Mayah has undergone several surgeries. One of the most difficult of Mayah’s surgeries was a jaw distraction just before her third birthday. Mayah was born with a recessed jaw, which made it difficult for doctors to access her airway during annual bronchial scopes to follow the progress in her trachea. Surgeons broke her jaw on both sides and implanted hardware, which Angie and Ryan had to crank twice a day for about two weeks to expand and pull the jaw forward. The hardware was removed after three months and a few centimeters made a huge difference in Mayah’s life. Prior to surgery, Mayah was eating through g-tube feedings and after surgery she was able to start eating by mouth. Within a year, she was g-tube free. The surgery also gave doctors the extra room needed during her routine scopes.

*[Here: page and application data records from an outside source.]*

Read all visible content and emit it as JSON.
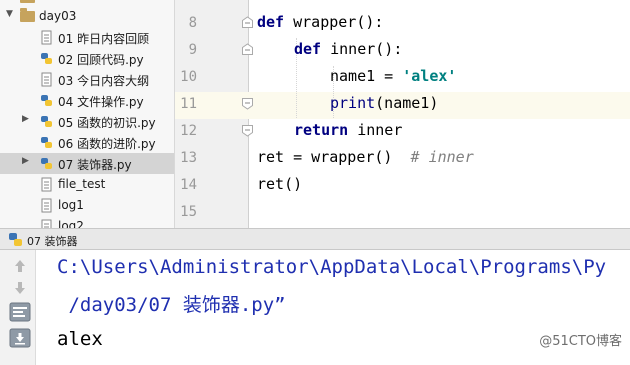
{
  "project_tree": {
    "folder": "day03",
    "items": [
      {
        "name": "01 昨日内容回顾",
        "type": "txt"
      },
      {
        "name": "02 回顾代码.py",
        "type": "py"
      },
      {
        "name": "03 今日内容大纲",
        "type": "txt"
      },
      {
        "name": "04 文件操作.py",
        "type": "py"
      },
      {
        "name": "05 函数的初识.py",
        "type": "py",
        "collapsible": true
      },
      {
        "name": "06 函数的进阶.py",
        "type": "py"
      },
      {
        "name": "07 装饰器.py",
        "type": "py",
        "collapsible": true,
        "selected": true
      },
      {
        "name": "file_test",
        "type": "txt"
      },
      {
        "name": "log1",
        "type": "txt"
      },
      {
        "name": "log2",
        "type": "txt"
      }
    ]
  },
  "editor": {
    "line_numbers": [
      "8",
      "9",
      "10",
      "11",
      "12",
      "13",
      "14",
      "15"
    ],
    "current_line": "11",
    "code": {
      "l8_kw": "def",
      "l8_rest": " wrapper():",
      "l9_kw": "def",
      "l9_rest": " inner():",
      "l10_a": "name1 = ",
      "l10_str": "'alex'",
      "l11_fn": "print",
      "l11_rest": "(name1)",
      "l12_kw": "return",
      "l12_rest": " inner",
      "l13_code": "ret = wrapper()  ",
      "l13_comment": "# inner",
      "l14_code": "ret()"
    }
  },
  "run_panel": {
    "tab_label": "07 装饰器",
    "output_lines": [
      "C:\\Users\\Administrator\\AppData\\Local\\Programs\\Py",
      " /day03/07 装饰器.py”",
      "alex"
    ]
  },
  "watermark": "@51CTO博客",
  "colors": {
    "keyword": "#000080",
    "string": "#008080",
    "comment": "#808080",
    "path_output": "#1f2fb0",
    "normal_output": "#000000",
    "current_line_bg": "#fcfaed",
    "selected_row_bg": "#d4d4d4"
  }
}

Another one of Mayah’s life changing surgeries was the creation of an ACL when Mayah was 4 years old. Mayah was born without an ACL, which is not typical for her diagnosis. The family traveled to Akron Children’s Hospital for surgery with an expert surgeon in this field. The skilled surgeon harvested the iliotibial band from Mayah’s thigh and wrapped it around her knee to create an ACL. Angie explains, “Because it’s her own living tissue, it will grow with her. There’s no risk of rejection because it is hers and it will grow with her so there’s no need to replace it down the line.” Before surgery, Mayah had the desire to walk but physically could not because her leg would buckle without an ACL. The surgery gave Mayah the ability to walk unassisted and once she healed and gained strength, she took off. She loved being able to walk around and play with her siblings. “It was amazing. It changed her life,” Angie shares.

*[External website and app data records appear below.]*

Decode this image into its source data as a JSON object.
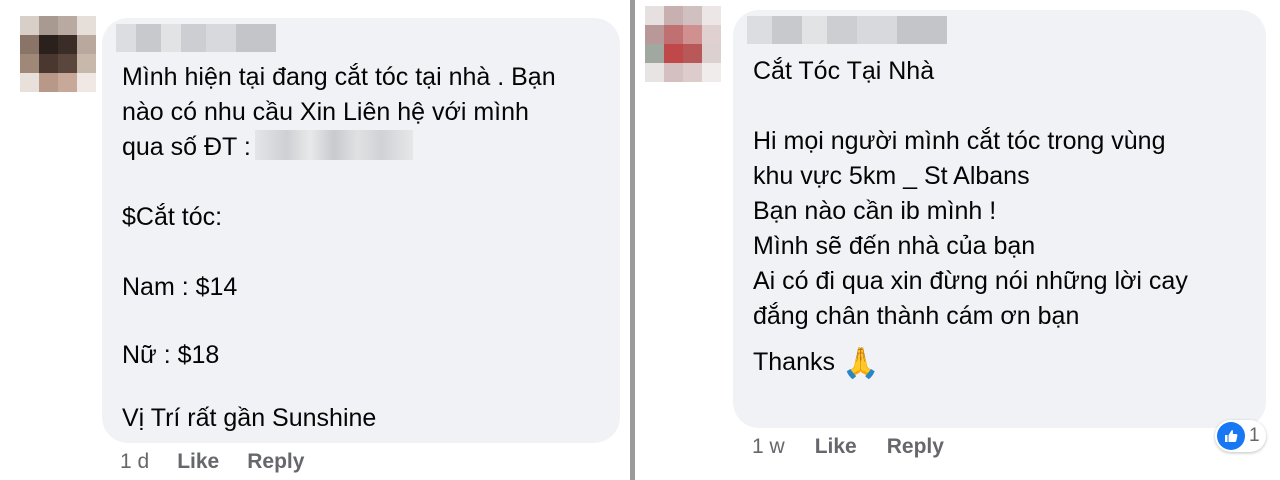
{
  "left_comment": {
    "lines": [
      "Mình hiện tại đang cắt tóc tại nhà . Bạn",
      "nào có nhu cầu Xin Liên hệ với mình",
      "qua số ĐT :",
      "$Cắt tóc:",
      "Nam : $14",
      "Nữ : $18",
      "Vị Trí rất gần Sunshine"
    ],
    "time": "1 d",
    "like": "Like",
    "reply": "Reply"
  },
  "right_comment": {
    "lines": [
      "Cắt Tóc Tại Nhà",
      "Hi mọi người mình cắt tóc trong vùng",
      "khu vực 5km _ St Albans",
      "Bạn nào cần ib mình !",
      "Mình sẽ đến nhà của bạn",
      "Ai có đi qua xin đừng nói những lời cay",
      "đắng chân thành cám ơn bạn",
      "Thanks"
    ],
    "emoji": "🙏",
    "time": "1 w",
    "like": "Like",
    "reply": "Reply",
    "reaction_count": "1"
  },
  "colors": {
    "bubble": "#f0f2f5",
    "meta": "#65676b",
    "like_blue": "#1877f2"
  },
  "icons": [
    "like-icon",
    "folded-hands-emoji"
  ]
}
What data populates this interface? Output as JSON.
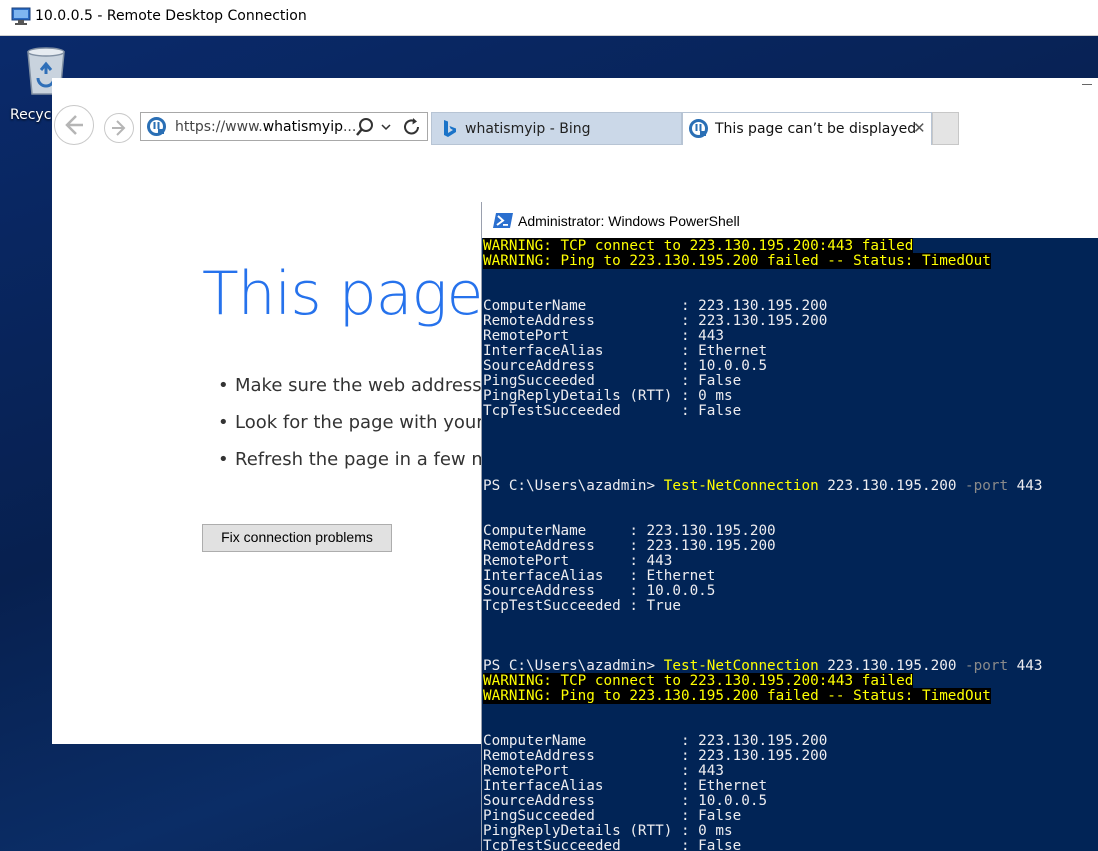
{
  "rdp": {
    "title": "10.0.0.5 - Remote Desktop Connection"
  },
  "desktop": {
    "recycle_label": "Recycl"
  },
  "ie": {
    "address_prefix": "https://www.",
    "address_domain": "whatismyip",
    "address_suffix": "...",
    "tabs": [
      {
        "label": "whatismyip - Bing"
      },
      {
        "label": "This page can’t be displayed"
      }
    ],
    "tab_close": "✕",
    "heading": "This page c",
    "bullets": [
      "Make sure the web address",
      "Look for the page with your",
      "Refresh the page in a few m"
    ],
    "fix_button": "Fix connection problems"
  },
  "powershell": {
    "title": "Administrator: Windows PowerShell",
    "prompt": "PS C:\\Users\\azadmin> ",
    "command": "Test-NetConnection",
    "target": " 223.130.195.200 ",
    "param": "-port",
    "param_value": " 443",
    "lines": [
      {
        "t": "WARNING: TCP connect to 223.130.195.200:443 failed",
        "k": "warn"
      },
      {
        "t": "WARNING: Ping to 223.130.195.200 failed -- Status: TimedOut",
        "k": "warn"
      },
      {
        "t": "",
        "k": "out"
      },
      {
        "t": "",
        "k": "out"
      },
      {
        "t": "ComputerName           : 223.130.195.200",
        "k": "out"
      },
      {
        "t": "RemoteAddress          : 223.130.195.200",
        "k": "out"
      },
      {
        "t": "RemotePort             : 443",
        "k": "out"
      },
      {
        "t": "InterfaceAlias         : Ethernet",
        "k": "out"
      },
      {
        "t": "SourceAddress          : 10.0.0.5",
        "k": "out"
      },
      {
        "t": "PingSucceeded          : False",
        "k": "out"
      },
      {
        "t": "PingReplyDetails (RTT) : 0 ms",
        "k": "out"
      },
      {
        "t": "TcpTestSucceeded       : False",
        "k": "out"
      },
      {
        "t": "",
        "k": "out"
      },
      {
        "t": "",
        "k": "out"
      },
      {
        "t": "",
        "k": "out"
      },
      {
        "t": "",
        "k": "out"
      },
      {
        "k": "cmd"
      },
      {
        "t": "",
        "k": "out"
      },
      {
        "t": "",
        "k": "out"
      },
      {
        "t": "ComputerName     : 223.130.195.200",
        "k": "out"
      },
      {
        "t": "RemoteAddress    : 223.130.195.200",
        "k": "out"
      },
      {
        "t": "RemotePort       : 443",
        "k": "out"
      },
      {
        "t": "InterfaceAlias   : Ethernet",
        "k": "out"
      },
      {
        "t": "SourceAddress    : 10.0.0.5",
        "k": "out"
      },
      {
        "t": "TcpTestSucceeded : True",
        "k": "out"
      },
      {
        "t": "",
        "k": "out"
      },
      {
        "t": "",
        "k": "out"
      },
      {
        "t": "",
        "k": "out"
      },
      {
        "k": "cmd"
      },
      {
        "t": "WARNING: TCP connect to 223.130.195.200:443 failed",
        "k": "warn"
      },
      {
        "t": "WARNING: Ping to 223.130.195.200 failed -- Status: TimedOut",
        "k": "warn"
      },
      {
        "t": "",
        "k": "out"
      },
      {
        "t": "",
        "k": "out"
      },
      {
        "t": "ComputerName           : 223.130.195.200",
        "k": "out"
      },
      {
        "t": "RemoteAddress          : 223.130.195.200",
        "k": "out"
      },
      {
        "t": "RemotePort             : 443",
        "k": "out"
      },
      {
        "t": "InterfaceAlias         : Ethernet",
        "k": "out"
      },
      {
        "t": "SourceAddress          : 10.0.0.5",
        "k": "out"
      },
      {
        "t": "PingSucceeded          : False",
        "k": "out"
      },
      {
        "t": "PingReplyDetails (RTT) : 0 ms",
        "k": "out"
      },
      {
        "t": "TcpTestSucceeded       : False",
        "k": "out"
      }
    ]
  },
  "icons": {
    "rdp": "remote-desktop-icon",
    "recycle": "recycle-bin-icon",
    "back": "back-arrow-icon",
    "forward": "forward-arrow-icon",
    "search": "search-icon",
    "refresh": "refresh-icon",
    "bing": "bing-icon",
    "powershell": "powershell-icon"
  },
  "colors": {
    "ps_background": "#012456",
    "ps_text": "#eeedf0",
    "ps_warning": "#ffff00",
    "ie_heading": "#2672ec"
  }
}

Mayah recently underwent cervical spine surgery, which unexpectedly turned out to be lifesaving. Mayah began to struggle with balance and falling while walking. Angie had a feeling something was off. Then Mayah began to gag while eating. After ruling out ear infection, food allergies and medication side effects, Angie’s instinct grew stronger that something was going on. She remembered a brain and cervical spine scan Mayah had years ago. At the time, there was no sign of concern, but doctors told them to follow up with any signs of regression. This was a lightbulb moment for Angie, and they scheduled an MRI with their neurosurgeon. Angie’s intuition was right and two weeks later, Mayah had spine surgery. During the operation, the surgeon not only corrected the cause of the walking issues but also discovered a ligament that was strangling Mayah’s spinal cord. The surgeon was able to correct it and save Mayah’s life. Mayah defied the odds once again and was walking two weeks after surgery.
Mayah is the only one in the world with her exact chromosomal abnormality and there is not a blueprint for her care. Seeking wisdom from experts and traveling for specialized care has been critical in Mayah’s medical journey. The family is planning a trip to Wilmington, Delaware for care from top specialists in the country for Mayah’s worsening spinal condition.
At five years old, Mayah’s smile and positive attitude make her the epitome of happiness and joy. She spreads joy at preschool, on the softball field and during her monthly adventures with her “A Kid Again” group. “Mayah captivates everyone. She inspires people. She brings out the goodness in people,” Angie beams about their Miracle Mayah.
Time to get loud shouters!
Throughout the month of April we will be shouting loud for Mayah!
So click here to shop now where every purchase in April will help cover travel expenses for specialized medical care for Mayah. To help support kiddos like Mayah every month, click here to start a monthly subscription.